> [About this exercise] Find every line below with the string "icon" and pick it out.

──────── Records supplied ────────

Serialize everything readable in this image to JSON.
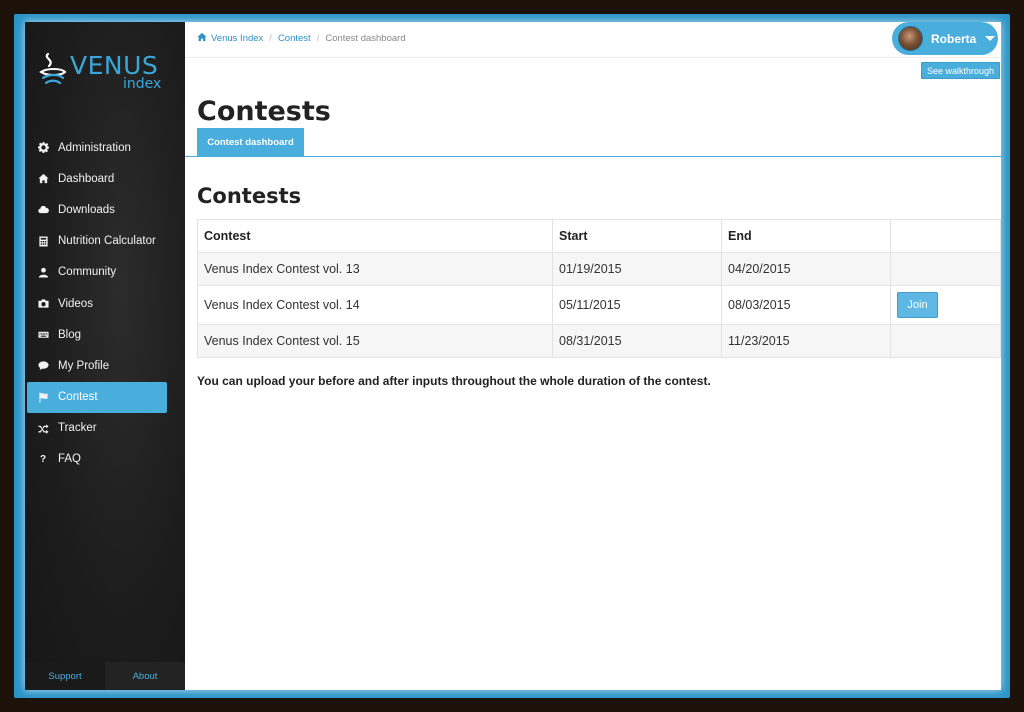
{
  "brand": {
    "name": "VENUS",
    "sub": "index"
  },
  "sidebar": {
    "items": [
      {
        "label": "Administration",
        "icon": "gear-icon"
      },
      {
        "label": "Dashboard",
        "icon": "home-icon"
      },
      {
        "label": "Downloads",
        "icon": "cloud-icon"
      },
      {
        "label": "Nutrition Calculator",
        "icon": "calculator-icon"
      },
      {
        "label": "Community",
        "icon": "user-icon"
      },
      {
        "label": "Videos",
        "icon": "camera-icon"
      },
      {
        "label": "Blog",
        "icon": "keyboard-icon"
      },
      {
        "label": "My Profile",
        "icon": "comment-icon"
      },
      {
        "label": "Contest",
        "icon": "flag-icon",
        "active": true
      },
      {
        "label": "Tracker",
        "icon": "shuffle-icon"
      },
      {
        "label": "FAQ",
        "icon": "question-icon"
      }
    ],
    "footer": {
      "support": "Support",
      "about": "About"
    }
  },
  "breadcrumb": {
    "items": [
      "Venus Index",
      "Contest",
      "Contest dashboard"
    ],
    "separator": "/"
  },
  "user": {
    "name": "Roberta"
  },
  "walkthrough_label": "See walkthrough",
  "page_title": "Contests",
  "tabs": [
    {
      "label": "Contest dashboard",
      "active": true
    }
  ],
  "section_title": "Contests",
  "table": {
    "headers": [
      "Contest",
      "Start",
      "End",
      ""
    ],
    "rows": [
      {
        "contest": "Venus Index Contest vol. 13",
        "start": "01/19/2015",
        "end": "04/20/2015",
        "action": ""
      },
      {
        "contest": "Venus Index Contest vol. 14",
        "start": "05/11/2015",
        "end": "08/03/2015",
        "action": "Join"
      },
      {
        "contest": "Venus Index Contest vol. 15",
        "start": "08/31/2015",
        "end": "11/23/2015",
        "action": ""
      }
    ]
  },
  "note": "You can upload your before and after inputs throughout the whole duration of the contest.",
  "colors": {
    "accent": "#4aaedd",
    "frame": "#2b95c8",
    "sidebar_bg": "#1d1d1d",
    "link": "#2c91c9"
  }
}
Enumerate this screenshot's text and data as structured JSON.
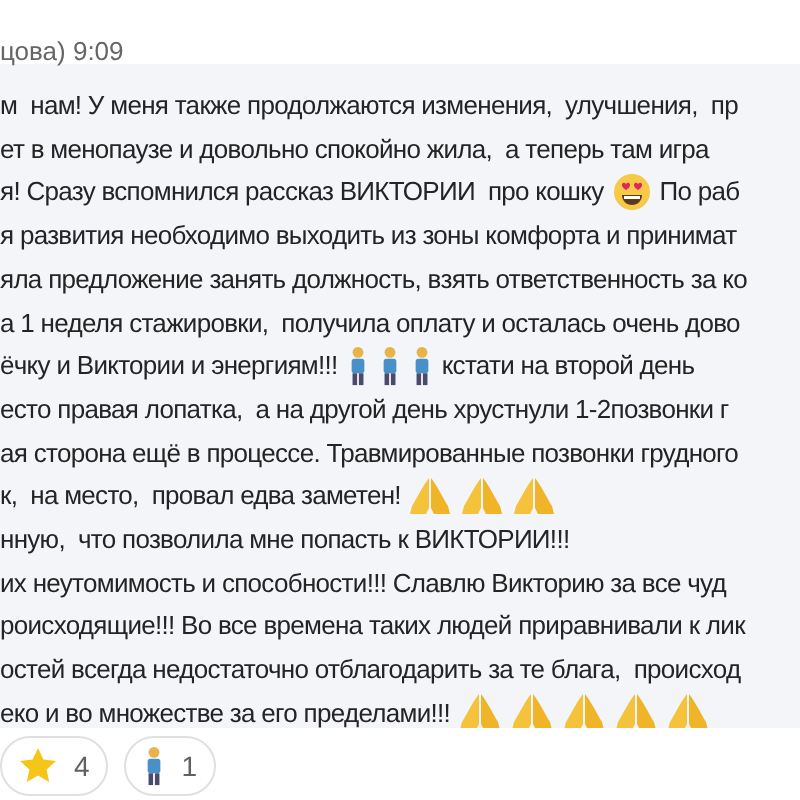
{
  "header": {
    "sender": "цова)",
    "time": "9:09"
  },
  "lines": [
    [
      {
        "kind": "text",
        "text": "м  нам! У меня также продолжаются изменения,  улучшения,  пр"
      }
    ],
    [
      {
        "kind": "text",
        "text": "ет в менопаузе и довольно спокойно жила,  а теперь там игра"
      }
    ],
    [
      {
        "kind": "text",
        "text": "я! Сразу вспомнился рассказ ВИКТОРИИ  про кошку"
      },
      {
        "kind": "smile"
      },
      {
        "kind": "text",
        "text": "По раб"
      }
    ],
    [
      {
        "kind": "text",
        "text": "я развития необходимо выходить из зоны комфорта и принимат"
      }
    ],
    [
      {
        "kind": "text",
        "text": "яла предложение занять должность, взять ответственность за ко"
      }
    ],
    [
      {
        "kind": "text",
        "text": "а 1 неделя стажировки,  получила оплату и осталась очень дово"
      }
    ],
    [
      {
        "kind": "text",
        "text": "ёчку и Виктории и энергиям!!!"
      },
      {
        "kind": "person"
      },
      {
        "kind": "person"
      },
      {
        "kind": "person"
      },
      {
        "kind": "text",
        "text": "кстати на второй день"
      }
    ],
    [
      {
        "kind": "text",
        "text": "есто правая лопатка,  а на другой день хрустнули 1-2позвонки г"
      }
    ],
    [
      {
        "kind": "text",
        "text": "ая сторона ещё в процессе. Травмированные позвонки грудного"
      }
    ],
    [
      {
        "kind": "text",
        "text": "к,  на место,  провал едва заметен!"
      },
      {
        "kind": "pray"
      },
      {
        "kind": "pray"
      },
      {
        "kind": "pray"
      }
    ],
    [
      {
        "kind": "text",
        "text": "нную,  что позволила мне попасть к ВИКТОРИИ!!!"
      }
    ],
    [
      {
        "kind": "text",
        "text": "их неутомимость и способности!!! Славлю Викторию за все чуд"
      }
    ],
    [
      {
        "kind": "text",
        "text": "роисходящие!!! Во все времена таких людей приравнивали к лик"
      }
    ],
    [
      {
        "kind": "text",
        "text": "остей всегда недостаточно отблагодарить за те блага,  происход"
      }
    ],
    [
      {
        "kind": "text",
        "text": "еко и во множестве за его пределами!!!"
      },
      {
        "kind": "pray"
      },
      {
        "kind": "pray"
      },
      {
        "kind": "pray"
      },
      {
        "kind": "pray"
      },
      {
        "kind": "pray"
      }
    ]
  ],
  "reactions": [
    {
      "kind": "star",
      "count": "4"
    },
    {
      "kind": "person",
      "count": "1"
    }
  ]
}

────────

> [Answer space]
        "icon": "gear-icon"
        "icon": "home-icon"
        "icon": "cloud-icon"
        "icon": "calculator-icon"
        "icon": "user-icon"
        "icon": "camera-icon"
        "icon": "keyboard-icon"
        "icon": "comment-icon"
        "icon": "flag-icon",
        "icon": "shuffle-icon"
        "icon": "question-icon"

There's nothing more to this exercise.